Every time an individual manager violates the personal trust of their direct reports, their organisational trust will be shaken.
As difficult as it is to build and maintain trust within organisations, it’s critical.
So what advice should one take when this occurs?
You need to protect trustworthiness from its enemies, both big and small, because trust takes years to build but can suffer serious damage in just a moment.
Who are the enemies? First line managers are generally the first if something has occurred to them personally that has impacted on them.
Some enemies are overt and some are covert: A conversation you thought was private is repeated and then grossly distorted by the rumor mill. Because any act of bad management erodes trust, the list of enemies could be endless. Practically speaking, though, most breakdowns in trust that we’ve witnessed can be traced back to one common problems involving inconsistencies in company standards and messages conveyed.
But then, there are the people with a cloud of negativity around them. These are often people who have been passed over for promotion or who feel they’ve been shortchanged on bonuses or salaries.
They don’t do anything outright to sabotage the organisation, but they see the downside of everything. Their behaviour often escapes management’s attention, but their coworkers notice.
After a while, people tire of their negative colleagues and may even catch the negativity bug themselves.
And at times there are people who are volatile—or just plain mean—often get away with appalling behaviour because of their technical competence.
Extremely ambitious people, similarly, tend to steamroll their colleagues, destroy teamwork, and put their own agendas ahead of the organisations interests. In both cases, ask yourself, “Is this person so valuable to the company that we should tolerate their behaviour?”
Trust within organisations isn’t easy to pin down. It’s hard to measure, even in a quick-and-dirty way. And suppose you could measure it perfectly—the truth is that no company would ever get a perfect score. Organisations and people are too complicated for that. Nor is it easy to define the trustworthy leader. Some exude emotional intelligence; others appear to be rather boring, extremely consistent bureaucrats. And, being human, even the best of them occasionally make mistakes that erode trust. But trust is the crucial ingredient of organisational effectiveness. Building it, maintaining it, and restoring it when it is damaged must be at the top of every chief executive’s agenda.

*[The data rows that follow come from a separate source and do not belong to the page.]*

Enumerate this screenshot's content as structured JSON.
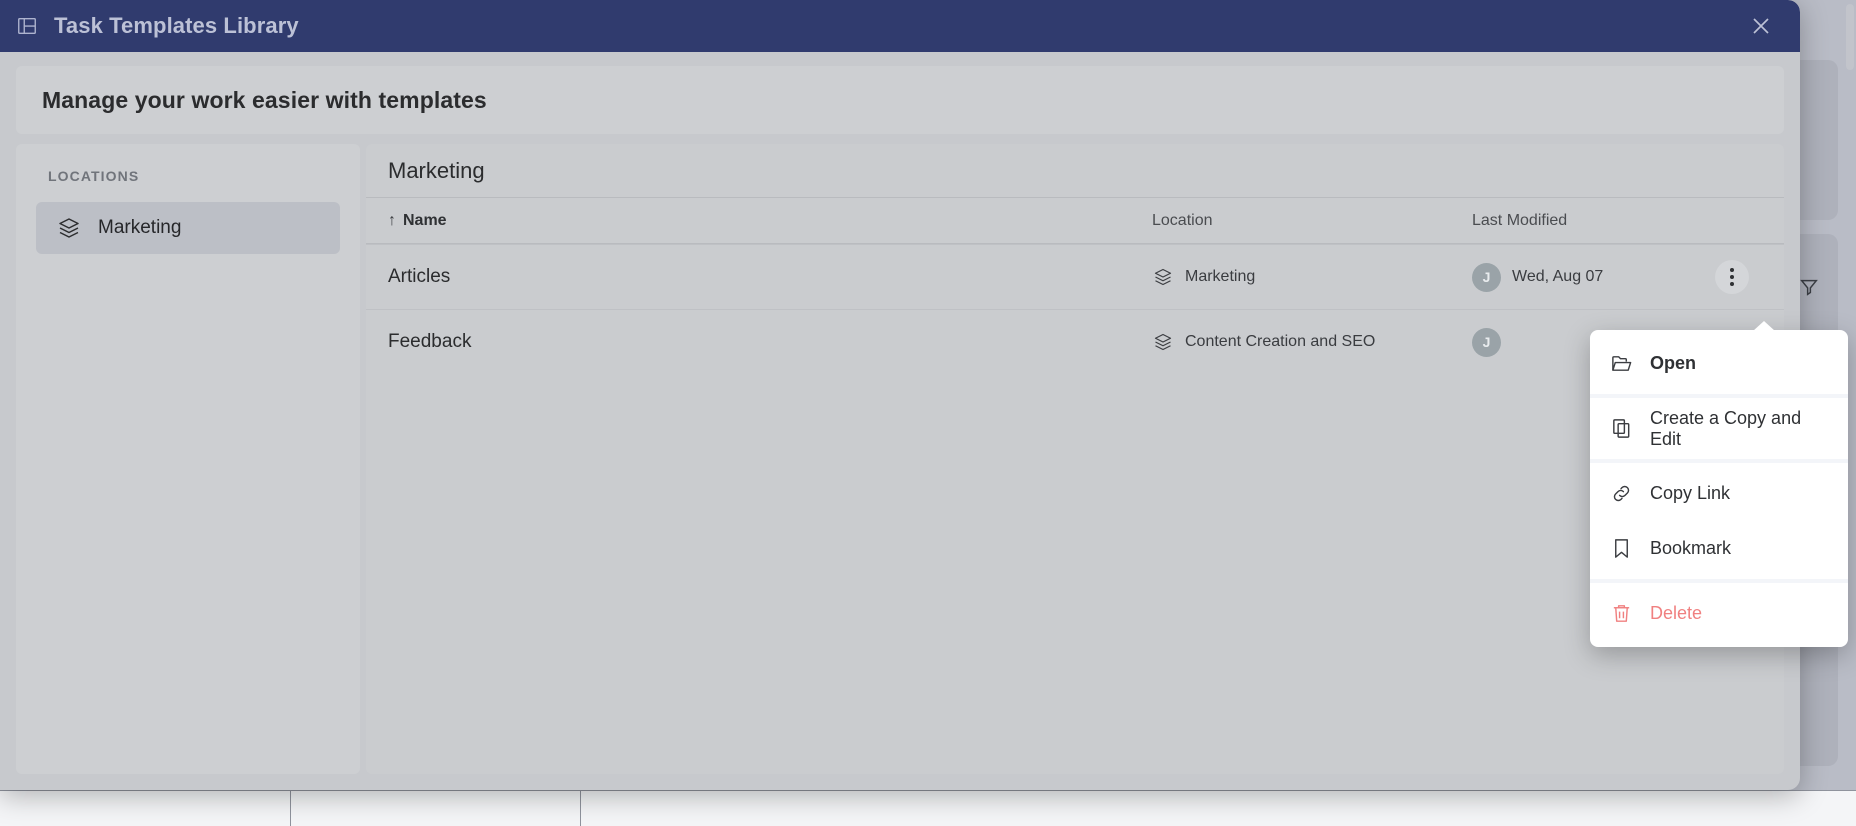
{
  "window": {
    "title": "Task Templates Library",
    "icon": "layout-panel-icon",
    "close_icon": "close-icon"
  },
  "banner": {
    "title": "Manage your work easier with templates"
  },
  "sidebar": {
    "heading": "LOCATIONS",
    "items": [
      {
        "label": "Marketing",
        "icon": "layers-icon",
        "active": true
      }
    ]
  },
  "panel": {
    "title": "Marketing",
    "columns": {
      "name": "Name",
      "name_sort_arrow": "↑",
      "location": "Location",
      "last_modified": "Last Modified"
    },
    "rows": [
      {
        "name": "Articles",
        "location": "Marketing",
        "location_icon": "layers-icon",
        "avatar_initial": "J",
        "last_modified": "Wed, Aug 07",
        "menu_open": true
      },
      {
        "name": "Feedback",
        "location": "Content Creation and SEO",
        "location_icon": "layers-icon",
        "avatar_initial": "J",
        "last_modified": "",
        "menu_open": false
      }
    ]
  },
  "context_menu": {
    "items": [
      {
        "label": "Open",
        "icon": "folder-open-icon",
        "style": "bold"
      },
      {
        "label": "Create a Copy and Edit",
        "icon": "copy-icon",
        "style": "normal"
      },
      {
        "label": "Copy Link",
        "icon": "link-icon",
        "style": "normal"
      },
      {
        "label": "Bookmark",
        "icon": "bookmark-icon",
        "style": "normal"
      },
      {
        "label": "Delete",
        "icon": "trash-icon",
        "style": "danger"
      }
    ]
  },
  "colors": {
    "titlebar": "#303b6e",
    "titlebar_text": "#bcc1d6",
    "modal_bg": "#c7c9cd",
    "panel_bg": "#cacccf",
    "danger": "#f08080",
    "avatar_bg": "#9aa3a8"
  },
  "background_app": {
    "rail_icons": [
      "filter-icon",
      "plus-icon",
      "more-vertical-icon"
    ]
  }
}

Written by Sarah Di Pietro, managing director and HR specialist at Innovative Talent Group.